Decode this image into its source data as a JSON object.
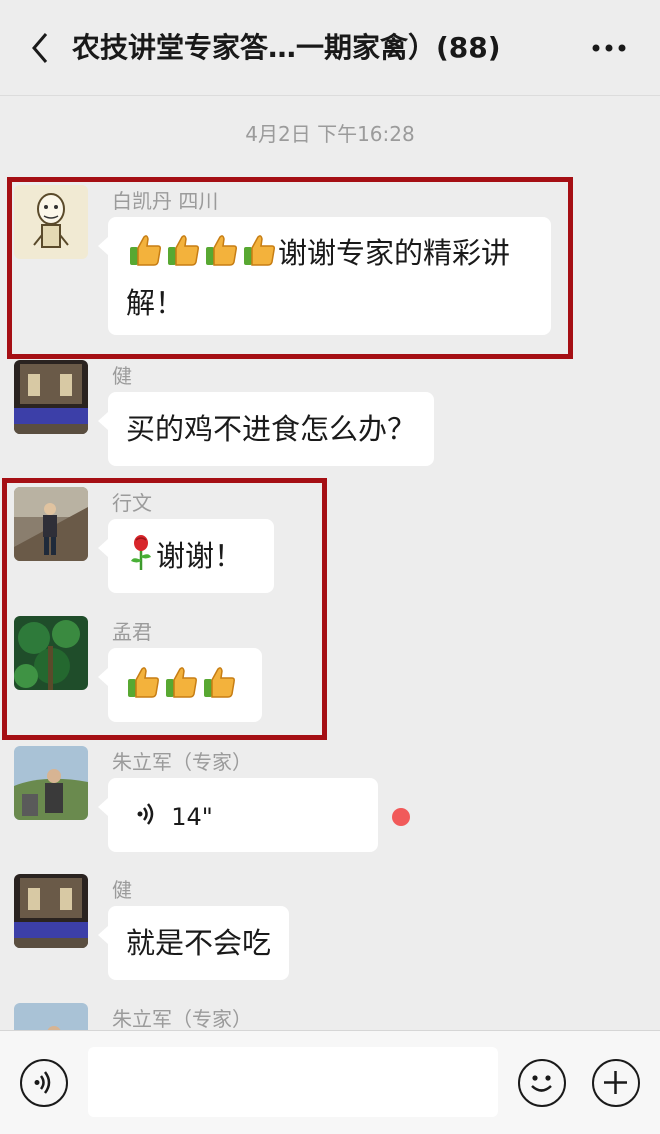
{
  "header": {
    "title": "农技讲堂专家答…一期家禽）(88)"
  },
  "timestamp": "4月2日 下午16:28",
  "messages": [
    {
      "sender": "白凯丹  四川",
      "text": "谢谢专家的精彩讲",
      "text2": "解！"
    },
    {
      "sender": "健",
      "text": "买的鸡不进食怎么办？"
    },
    {
      "sender": "行文",
      "text": "谢谢！"
    },
    {
      "sender": "孟君",
      "text": ""
    },
    {
      "sender": "朱立军（专家）",
      "voice_duration": "14\""
    },
    {
      "sender": "健",
      "text": "就是不会吃"
    },
    {
      "sender": "朱立军（专家）"
    }
  ],
  "icons": {
    "back": "chevron-left-icon",
    "more": "more-dots-icon",
    "voice": "voice-icon",
    "emoji": "smiley-icon",
    "plus": "plus-icon",
    "thumbs": "thumbs-up-icon",
    "rose": "rose-icon"
  },
  "colors": {
    "highlight_box": "#a50f14",
    "unread_dot": "#f15a5a",
    "background": "#ededed"
  }
}
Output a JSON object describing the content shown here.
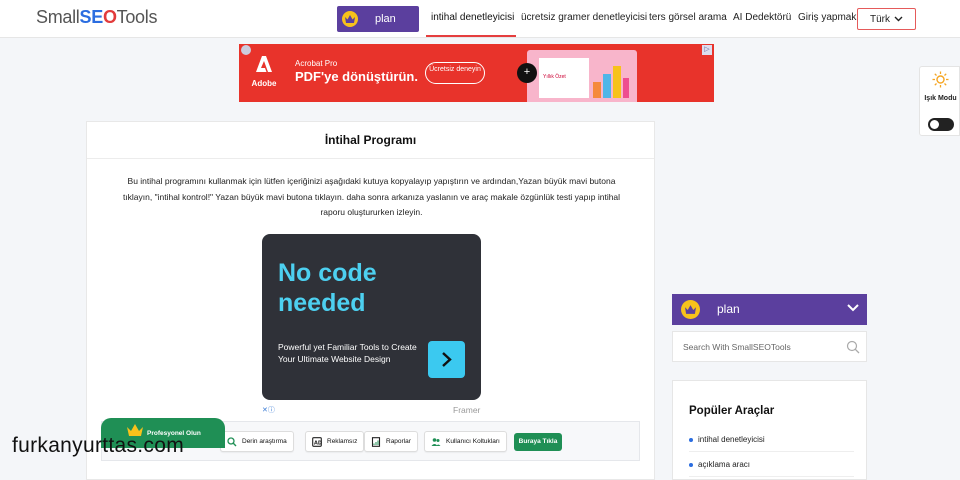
{
  "header": {
    "logo": {
      "part1": "Small",
      "part2": "SE",
      "part3": "O",
      "part4": "Tools"
    },
    "plan_label": "plan",
    "nav": [
      {
        "label": "intihal denetleyicisi",
        "active": true
      },
      {
        "label": "ücretsiz gramer denetleyicisi"
      },
      {
        "label": "ters görsel arama"
      },
      {
        "label": "AI Dedektörü"
      },
      {
        "label": "Giriş yapmak"
      }
    ],
    "language": "Türk"
  },
  "ad_banner": {
    "brand": "Adobe",
    "subtitle": "Acrobat Pro",
    "headline": "PDF'ye dönüştürün.",
    "cta": "Ücretsiz deneyin",
    "doc_text": "Yıllık Özet"
  },
  "main": {
    "title": "İntihal Programı",
    "description": "Bu intihal programını kullanmak için lütfen içeriğinizi aşağıdaki kutuya kopyalayıp yapıştırın ve ardından,Yazan büyük mavi butona tıklayın, \"intihal kontrol!\" Yazan büyük mavi butona tıklayın. daha sonra arkanıza yaslanın ve araç makale özgünlük testi yapıp intihal raporu oluştururken izleyin.",
    "inner_ad": {
      "headline": "No code needed",
      "body": "Powerful yet Familiar Tools to Create Your Ultimate Website Design",
      "sponsor": "Framer"
    },
    "pro_tab": "Profesyonel Olun",
    "toolbar": [
      {
        "label": "Derin araştırma",
        "icon": "search-icon"
      },
      {
        "label": "Reklamsız",
        "icon": "ad-block-icon"
      },
      {
        "label": "Raporlar",
        "icon": "report-icon"
      },
      {
        "label": "Kullanıcı Koltukları",
        "icon": "users-icon"
      }
    ],
    "toolbar_cta": "Buraya Tıkla"
  },
  "mode_widget": {
    "label": "Işık Modu"
  },
  "sidebar": {
    "plan_label": "plan",
    "search_placeholder": "Search With SmallSEOTools",
    "popular_title": "Popüler Araçlar",
    "popular_items": [
      "intihal denetleyicisi",
      "açıklama aracı"
    ]
  },
  "watermark": "furkanyurttas.com",
  "colors": {
    "plan_purple": "#5b3f9e",
    "crown_yellow": "#f7c21b",
    "accent_red": "#e53e3e",
    "cta_green": "#1f8f55",
    "ad_red": "#e8332b",
    "inner_ad_cyan": "#4dd0f0"
  }
}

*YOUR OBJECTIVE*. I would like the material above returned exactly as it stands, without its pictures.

*ANSWER AREA*.
Decode this image into its source data as a JSON object.
{
  "header": {
    "title": "农技讲堂专家答…一期家禽）(88)"
  },
  "timestamp": "4月2日 下午16:28",
  "messages": [
    {
      "sender": "白凯丹  四川",
      "text": "谢谢专家的精彩讲",
      "text2": "解！"
    },
    {
      "sender": "健",
      "text": "买的鸡不进食怎么办？"
    },
    {
      "sender": "行文",
      "text": "谢谢！"
    },
    {
      "sender": "孟君",
      "text": ""
    },
    {
      "sender": "朱立军（专家）",
      "voice_duration": "14\""
    },
    {
      "sender": "健",
      "text": "就是不会吃"
    },
    {
      "sender": "朱立军（专家）"
    }
  ],
  "icons": {
    "back": "chevron-left-icon",
    "more": "more-dots-icon",
    "voice": "voice-icon",
    "emoji": "smiley-icon",
    "plus": "plus-icon",
    "thumbs": "thumbs-up-icon",
    "rose": "rose-icon"
  },
  "colors": {
    "highlight_box": "#a50f14",
    "unread_dot": "#f15a5a",
    "background": "#ededed"
  }
}
Output a JSON object describing the content shown here.
{
  "header": {
    "logo": {
      "part1": "Small",
      "part2": "SE",
      "part3": "O",
      "part4": "Tools"
    },
    "plan_label": "plan",
    "nav": [
      {
        "label": "intihal denetleyicisi",
        "active": true
      },
      {
        "label": "ücretsiz gramer denetleyicisi"
      },
      {
        "label": "ters görsel arama"
      },
      {
        "label": "AI Dedektörü"
      },
      {
        "label": "Giriş yapmak"
      }
    ],
    "language": "Türk"
  },
  "ad_banner": {
    "brand": "Adobe",
    "subtitle": "Acrobat Pro",
    "headline": "PDF'ye dönüştürün.",
    "cta": "Ücretsiz deneyin",
    "doc_text": "Yıllık Özet"
  },
  "main": {
    "title": "İntihal Programı",
    "description": "Bu intihal programını kullanmak için lütfen içeriğinizi aşağıdaki kutuya kopyalayıp yapıştırın ve ardından,Yazan büyük mavi butona tıklayın, \"intihal kontrol!\" Yazan büyük mavi butona tıklayın. daha sonra arkanıza yaslanın ve araç makale özgünlük testi yapıp intihal raporu oluştururken izleyin.",
    "inner_ad": {
      "headline": "No code needed",
      "body": "Powerful yet Familiar Tools to Create Your Ultimate Website Design",
      "sponsor": "Framer"
    },
    "pro_tab": "Profesyonel Olun",
    "toolbar": [
      {
        "label": "Derin araştırma",
        "icon": "search-icon"
      },
      {
        "label": "Reklamsız",
        "icon": "ad-block-icon"
      },
      {
        "label": "Raporlar",
        "icon": "report-icon"
      },
      {
        "label": "Kullanıcı Koltukları",
        "icon": "users-icon"
      }
    ],
    "toolbar_cta": "Buraya Tıkla"
  },
  "mode_widget": {
    "label": "Işık Modu"
  },
  "sidebar": {
    "plan_label": "plan",
    "search_placeholder": "Search With SmallSEOTools",
    "popular_title": "Popüler Araçlar",
    "popular_items": [
      "intihal denetleyicisi",
      "açıklama aracı"
    ]
  },
  "watermark": "furkanyurttas.com",
  "colors": {
    "plan_purple": "#5b3f9e",
    "crown_yellow": "#f7c21b",
    "accent_red": "#e53e3e",
    "cta_green": "#1f8f55",
    "ad_red": "#e8332b",
    "inner_ad_cyan": "#4dd0f0"
  }
}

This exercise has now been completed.